Late last year, the Federal Trade Commission (FTC) finalized a rule intended to curtail shady dealership practices and protect consumers from last-minute fees. This rule, known as the Combating Auto Retail Scams (CARS) rule, was approved unanimously by the FTC, and was written to go into effect on July 30th of this year. But now it's been paused thanks to dealer lobbyists.
The National Automobile Dealers Association (NADA) wasn't pleased with the CARS rule's development, apparently, so it and the Texas Automobile Dealers Association filed a petition with the Fifth Circuit Court of Appeals challenging the law. The Court agreed to hear the case challenging the FTC, and as a result, the CARS rule has been postponed.
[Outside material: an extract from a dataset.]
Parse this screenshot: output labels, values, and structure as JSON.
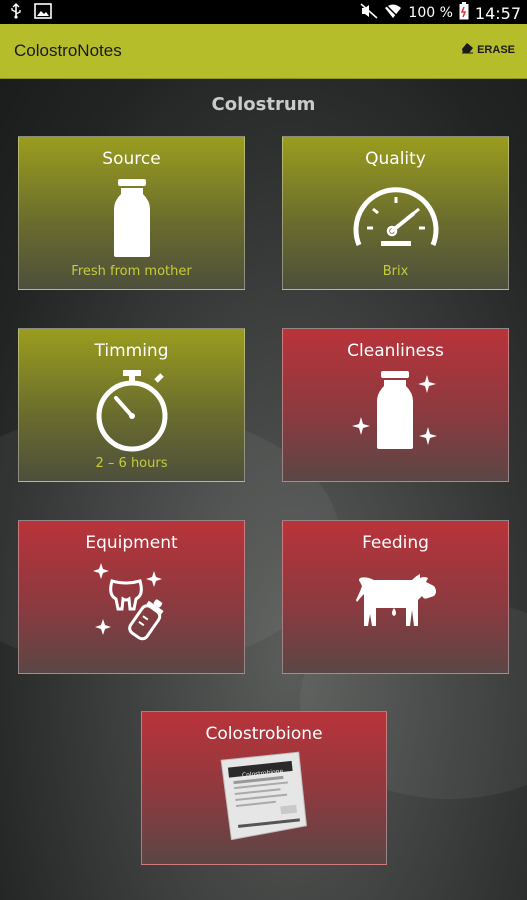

The main issue in the legal battle is whether the law is actually within the FTC's jurisdiction to impose. The dealership groups, in the petition to the Fifth Circuit, called it "an abuse of discretion" and seek the court to block its implementation. The FTC maintains that the rule "does not impose substantial costs, if any" on law-abiding dealerships, and instead simply guarantees a more even playing field for both dealerships and consumers by eliminating junk fees and hidden costs.
The petition against the CARS rule was filed for expedited consideration, which means that it's likely that a decision will come from the courts within the year. If the courts decide in favor of the FTC, the FTC believes that the CARS rule will be delayed by only a few months at most, which means it's possible it will still be enacted before the end of 2024.
Even if the FTC wins this battle, there may be more ahead, as dealership groups have also pursued Congress to make laws directly curtailing the FTC's ability to regulate car sales. The potential costs of breaking the CARS rule might give insight as to why: violating a trade regulation rule costs $50,120 per offense.